> _Work instruction_: Without skipping or changing anything, print all the entries.

> _Source material_:
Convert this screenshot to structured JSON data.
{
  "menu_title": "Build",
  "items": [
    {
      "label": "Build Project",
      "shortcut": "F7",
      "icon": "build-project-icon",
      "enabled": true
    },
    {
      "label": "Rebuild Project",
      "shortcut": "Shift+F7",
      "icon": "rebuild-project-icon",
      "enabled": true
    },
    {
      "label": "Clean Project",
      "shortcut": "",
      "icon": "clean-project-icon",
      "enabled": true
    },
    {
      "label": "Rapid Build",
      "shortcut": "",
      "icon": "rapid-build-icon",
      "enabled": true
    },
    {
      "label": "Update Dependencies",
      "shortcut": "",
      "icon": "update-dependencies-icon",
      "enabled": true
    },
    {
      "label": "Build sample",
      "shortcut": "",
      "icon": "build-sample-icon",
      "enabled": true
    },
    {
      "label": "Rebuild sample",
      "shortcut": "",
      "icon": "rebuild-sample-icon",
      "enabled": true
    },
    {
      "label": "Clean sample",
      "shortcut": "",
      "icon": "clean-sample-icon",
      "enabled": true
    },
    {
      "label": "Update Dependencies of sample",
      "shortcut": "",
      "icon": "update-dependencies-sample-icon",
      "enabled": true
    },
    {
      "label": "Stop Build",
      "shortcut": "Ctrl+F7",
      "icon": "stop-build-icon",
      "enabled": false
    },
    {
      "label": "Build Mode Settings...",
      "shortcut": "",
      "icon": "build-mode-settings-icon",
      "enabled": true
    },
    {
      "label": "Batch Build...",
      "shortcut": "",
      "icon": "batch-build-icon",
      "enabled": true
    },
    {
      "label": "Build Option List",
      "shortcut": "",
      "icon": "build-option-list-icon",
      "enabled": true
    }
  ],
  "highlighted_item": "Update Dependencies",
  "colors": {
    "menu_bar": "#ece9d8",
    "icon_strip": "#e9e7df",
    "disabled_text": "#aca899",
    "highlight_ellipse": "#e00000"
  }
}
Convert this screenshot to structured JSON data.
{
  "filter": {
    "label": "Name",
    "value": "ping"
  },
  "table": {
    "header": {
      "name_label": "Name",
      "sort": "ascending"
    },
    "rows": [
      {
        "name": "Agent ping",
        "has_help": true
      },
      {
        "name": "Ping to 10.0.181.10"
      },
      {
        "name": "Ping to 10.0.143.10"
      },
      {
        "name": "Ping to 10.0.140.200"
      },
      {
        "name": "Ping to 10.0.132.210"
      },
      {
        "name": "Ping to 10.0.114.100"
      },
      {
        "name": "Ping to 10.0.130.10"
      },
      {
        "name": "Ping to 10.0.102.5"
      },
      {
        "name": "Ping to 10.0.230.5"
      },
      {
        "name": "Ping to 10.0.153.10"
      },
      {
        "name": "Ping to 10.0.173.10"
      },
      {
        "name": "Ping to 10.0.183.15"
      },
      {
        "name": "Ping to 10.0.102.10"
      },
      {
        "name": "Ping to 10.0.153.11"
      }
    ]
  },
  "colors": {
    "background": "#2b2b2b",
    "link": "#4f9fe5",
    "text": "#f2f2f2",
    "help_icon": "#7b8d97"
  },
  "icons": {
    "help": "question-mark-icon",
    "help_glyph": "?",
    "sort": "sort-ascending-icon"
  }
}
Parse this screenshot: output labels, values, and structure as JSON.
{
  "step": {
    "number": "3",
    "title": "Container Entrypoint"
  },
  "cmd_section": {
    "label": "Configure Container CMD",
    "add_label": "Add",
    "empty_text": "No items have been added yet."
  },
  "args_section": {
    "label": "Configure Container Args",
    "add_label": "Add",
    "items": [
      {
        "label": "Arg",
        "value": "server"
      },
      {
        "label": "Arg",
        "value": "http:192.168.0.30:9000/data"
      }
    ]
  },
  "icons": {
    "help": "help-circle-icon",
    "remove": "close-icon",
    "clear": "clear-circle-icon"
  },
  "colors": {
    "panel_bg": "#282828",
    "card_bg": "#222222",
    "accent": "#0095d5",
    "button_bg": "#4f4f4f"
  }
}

> _Exercise solution_:
Convert this screenshot to structured JSON data.
{
  "menu_title": "Build",
  "items": [
    {
      "label": "Build Project",
      "shortcut": "F7",
      "icon": "build-project-icon",
      "enabled": true
    },
    {
      "label": "Rebuild Project",
      "shortcut": "Shift+F7",
      "icon": "rebuild-project-icon",
      "enabled": true
    },
    {
      "label": "Clean Project",
      "shortcut": "",
      "icon": "clean-project-icon",
      "enabled": true
    },
    {
      "label": "Rapid Build",
      "shortcut": "",
      "icon": "rapid-build-icon",
      "enabled": true
    },
    {
      "label": "Update Dependencies",
      "shortcut": "",
      "icon": "update-dependencies-icon",
      "enabled": true
    },
    {
      "label": "Build sample",
      "shortcut": "",
      "icon": "build-sample-icon",
      "enabled": true
    },
    {
      "label": "Rebuild sample",
      "shortcut": "",
      "icon": "rebuild-sample-icon",
      "enabled": true
    },
    {
      "label": "Clean sample",
      "shortcut": "",
      "icon": "clean-sample-icon",
      "enabled": true
    },
    {
      "label": "Update Dependencies of sample",
      "shortcut": "",
      "icon": "update-dependencies-sample-icon",
      "enabled": true
    },
    {
      "label": "Stop Build",
      "shortcut": "Ctrl+F7",
      "icon": "stop-build-icon",
      "enabled": false
    },
    {
      "label": "Build Mode Settings...",
      "shortcut": "",
      "icon": "build-mode-settings-icon",
      "enabled": true
    },
    {
      "label": "Batch Build...",
      "shortcut": "",
      "icon": "batch-build-icon",
      "enabled": true
    },
    {
      "label": "Build Option List",
      "shortcut": "",
      "icon": "build-option-list-icon",
      "enabled": true
    }
  ],
  "highlighted_item": "Update Dependencies",
  "colors": {
    "menu_bar": "#ece9d8",
    "icon_strip": "#e9e7df",
    "disabled_text": "#aca899",
    "highlight_ellipse": "#e00000"
  }
}
Convert this screenshot to structured JSON data.
{
  "filter": {
    "label": "Name",
    "value": "ping"
  },
  "table": {
    "header": {
      "name_label": "Name",
      "sort": "ascending"
    },
    "rows": [
      {
        "name": "Agent ping",
        "has_help": true
      },
      {
        "name": "Ping to 10.0.181.10"
      },
      {
        "name": "Ping to 10.0.143.10"
      },
      {
        "name": "Ping to 10.0.140.200"
      },
      {
        "name": "Ping to 10.0.132.210"
      },
      {
        "name": "Ping to 10.0.114.100"
      },
      {
        "name": "Ping to 10.0.130.10"
      },
      {
        "name": "Ping to 10.0.102.5"
      },
      {
        "name": "Ping to 10.0.230.5"
      },
      {
        "name": "Ping to 10.0.153.10"
      },
      {
        "name": "Ping to 10.0.173.10"
      },
      {
        "name": "Ping to 10.0.183.15"
      },
      {
        "name": "Ping to 10.0.102.10"
      },
      {
        "name": "Ping to 10.0.153.11"
      }
    ]
  },
  "colors": {
    "background": "#2b2b2b",
    "link": "#4f9fe5",
    "text": "#f2f2f2",
    "help_icon": "#7b8d97"
  },
  "icons": {
    "help": "question-mark-icon",
    "help_glyph": "?",
    "sort": "sort-ascending-icon"
  }
}
Parse this screenshot: output labels, values, and structure as JSON.
{
  "step": {
    "number": "3",
    "title": "Container Entrypoint"
  },
  "cmd_section": {
    "label": "Configure Container CMD",
    "add_label": "Add",
    "empty_text": "No items have been added yet."
  },
  "args_section": {
    "label": "Configure Container Args",
    "add_label": "Add",
    "items": [
      {
        "label": "Arg",
        "value": "server"
      },
      {
        "label": "Arg",
        "value": "http:192.168.0.30:9000/data"
      }
    ]
  },
  "icons": {
    "help": "help-circle-icon",
    "remove": "close-icon",
    "clear": "clear-circle-icon"
  },
  "colors": {
    "panel_bg": "#282828",
    "card_bg": "#222222",
    "accent": "#0095d5",
    "button_bg": "#4f4f4f"
  }
}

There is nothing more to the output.